## TASK INSTRUCTIONS
Within the data below, find the string "Trucker" and return each line where it occurs.

___

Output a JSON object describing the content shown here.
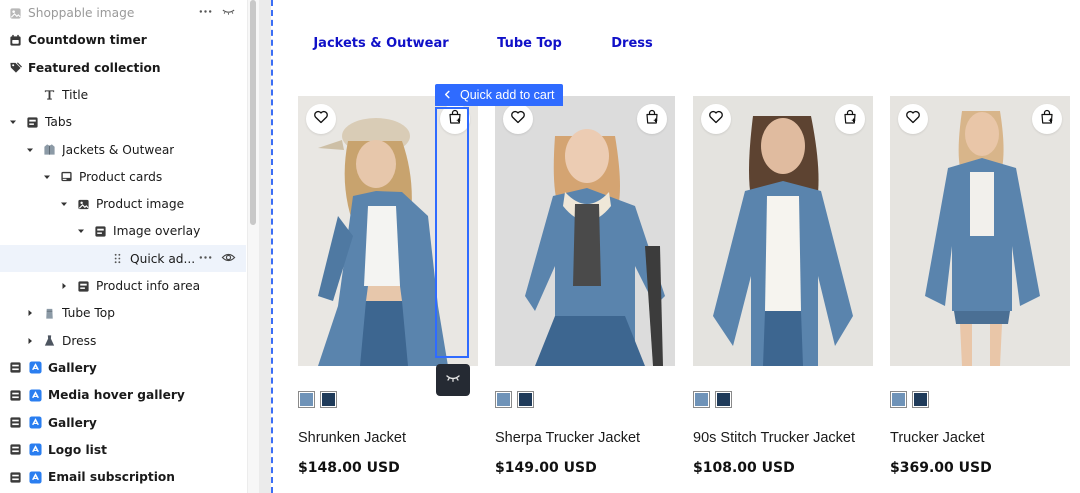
{
  "sidebar": {
    "items": [
      {
        "label": "Shoppable image",
        "icon": "image-block-icon",
        "depth": 0,
        "chevron": "none",
        "state": "dim",
        "actions": [
          "more",
          "eye-hidden"
        ]
      },
      {
        "label": "Countdown timer",
        "icon": "calendar-timer-icon",
        "depth": 0,
        "chevron": "none",
        "state": "bold"
      },
      {
        "label": "Featured collection",
        "icon": "tag-icon",
        "depth": 0,
        "chevron": "none",
        "state": "bold"
      },
      {
        "label": "Title",
        "icon": "text-t-icon",
        "depth": 1,
        "chevron": "none",
        "state": "normal"
      },
      {
        "label": "Tabs",
        "icon": "section-block-icon",
        "depth": 0,
        "chevron": "down",
        "state": "normal"
      },
      {
        "label": "Jackets & Outwear",
        "icon": "jacket-icon",
        "depth": 1,
        "chevron": "down",
        "state": "normal"
      },
      {
        "label": "Product cards",
        "icon": "product-card-icon",
        "depth": 2,
        "chevron": "down",
        "state": "normal"
      },
      {
        "label": "Product image",
        "icon": "image-icon",
        "depth": 3,
        "chevron": "down",
        "state": "normal"
      },
      {
        "label": "Image overlay",
        "icon": "section-block-icon",
        "depth": 4,
        "chevron": "down",
        "state": "normal"
      },
      {
        "label": "Quick ad...",
        "icon": "drag-handle-icon",
        "depth": 5,
        "chevron": "none",
        "state": "selected",
        "actions": [
          "more",
          "eye"
        ]
      },
      {
        "label": "Product info area",
        "icon": "section-block-icon",
        "depth": 3,
        "chevron": "right",
        "state": "normal"
      },
      {
        "label": "Tube Top",
        "icon": "tube-top-icon",
        "depth": 1,
        "chevron": "right",
        "state": "normal"
      },
      {
        "label": "Dress",
        "icon": "dress-icon",
        "depth": 1,
        "chevron": "right",
        "state": "normal"
      },
      {
        "label": "Gallery",
        "icon": "app-block-icon",
        "depth": 0,
        "chevron": "none",
        "state": "bold",
        "badge": true
      },
      {
        "label": "Media hover gallery",
        "icon": "app-block-icon",
        "depth": 0,
        "chevron": "none",
        "state": "bold",
        "badge": true
      },
      {
        "label": "Gallery",
        "icon": "app-block-icon",
        "depth": 0,
        "chevron": "none",
        "state": "bold",
        "badge": true
      },
      {
        "label": "Logo list",
        "icon": "app-block-icon",
        "depth": 0,
        "chevron": "none",
        "state": "bold",
        "badge": true
      },
      {
        "label": "Email subscription",
        "icon": "app-block-icon",
        "depth": 0,
        "chevron": "none",
        "state": "bold",
        "badge": true
      }
    ]
  },
  "tabs": [
    {
      "label": "Jackets & Outwear",
      "active": true
    },
    {
      "label": "Tube Top",
      "active": false
    },
    {
      "label": "Dress",
      "active": false
    }
  ],
  "selection": {
    "label": "Quick add to cart",
    "back_icon": "chevron-left-icon",
    "hide_icon": "eye-closed-icon"
  },
  "products": [
    {
      "name": "Shrunken Jacket",
      "price": "$148.00 USD",
      "swatches": [
        "#6f93b8",
        "#1f3b5a"
      ]
    },
    {
      "name": "Sherpa Trucker Jacket",
      "price": "$149.00 USD",
      "swatches": [
        "#6f93b8",
        "#1f3b5a"
      ]
    },
    {
      "name": "90s Stitch Trucker Jacket",
      "price": "$108.00 USD",
      "swatches": [
        "#6f93b8",
        "#1f3b5a"
      ]
    },
    {
      "name": "Trucker Jacket",
      "price": "$369.00 USD",
      "swatches": [
        "#6f93b8",
        "#1f3b5a"
      ]
    }
  ],
  "colors": {
    "accent": "#0f0ff0",
    "selection": "#2f6bff",
    "denim": "#5a84ad",
    "denim_dark": "#3d6690",
    "tab_inactive": "#1010c8"
  }
}
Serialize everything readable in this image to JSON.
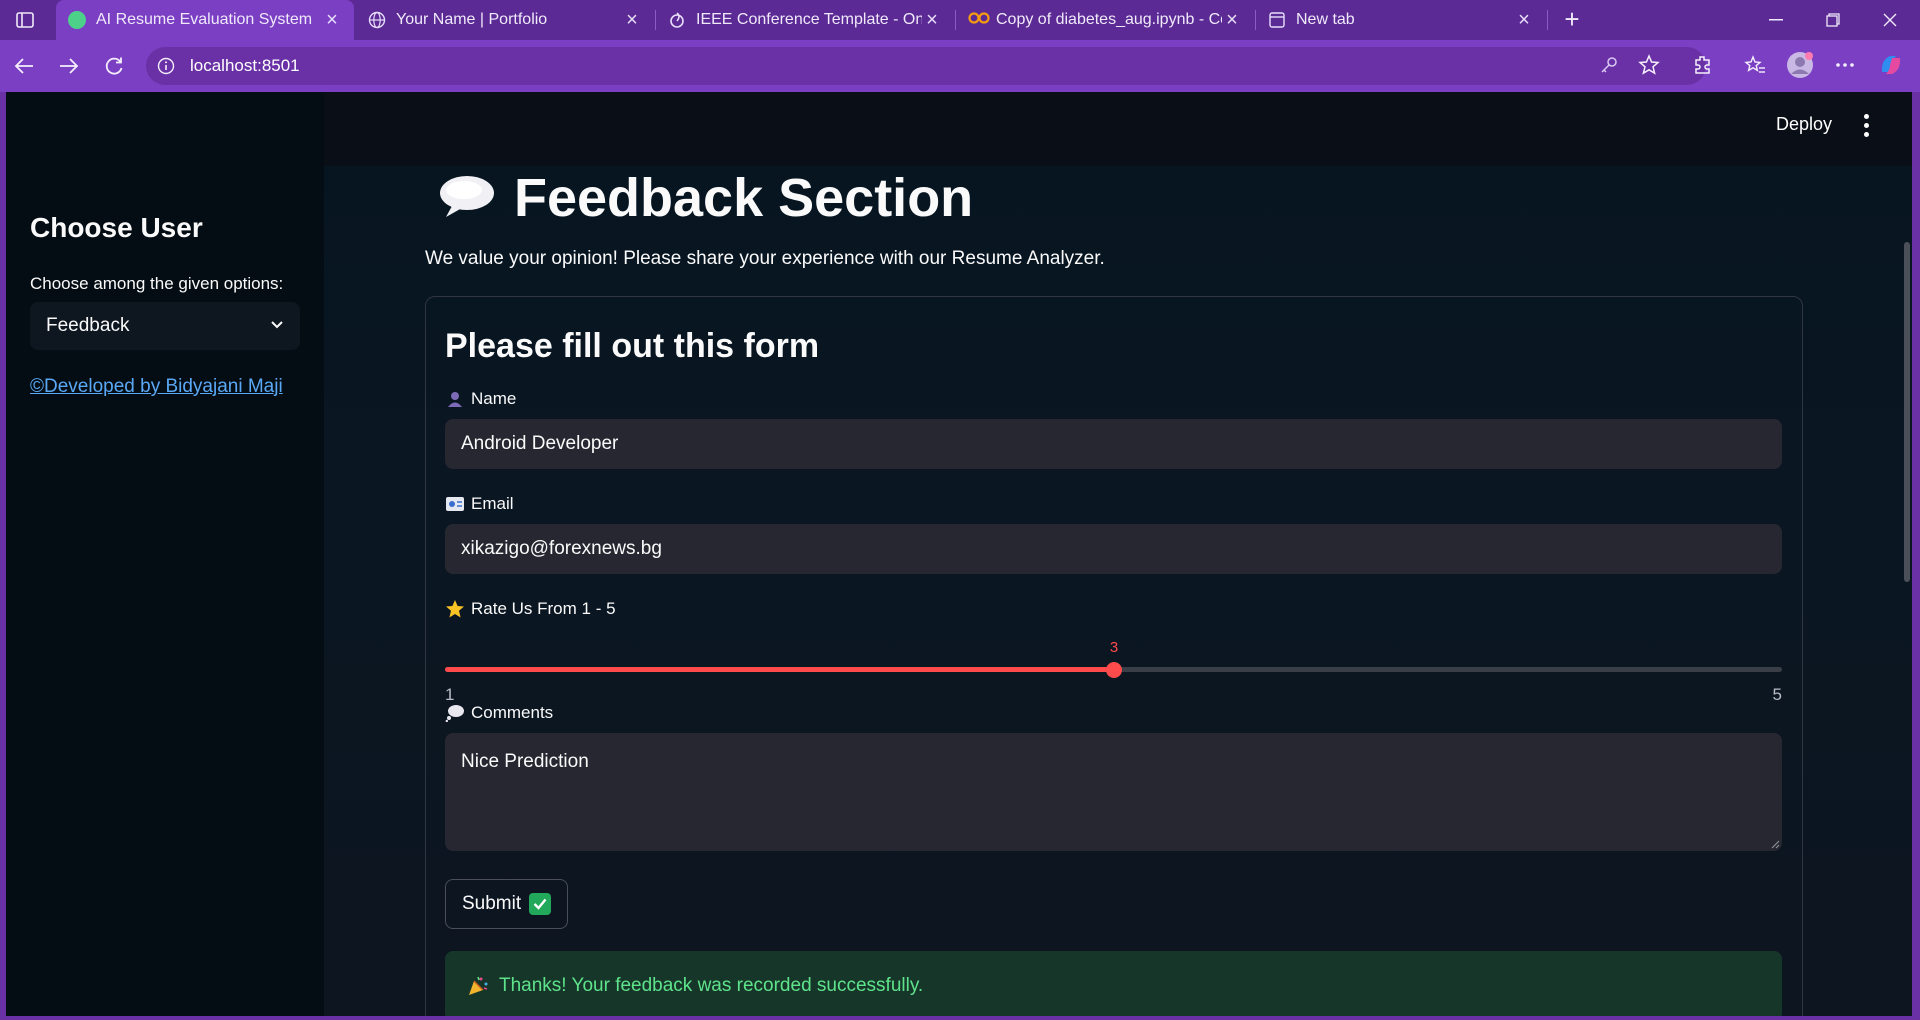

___

## SOLVED EXERCISE
      "name": "Sherpa Trucker Jacket",
      "name": "90s Stitch Trucker Jacket",
      "name": "Trucker Jacket",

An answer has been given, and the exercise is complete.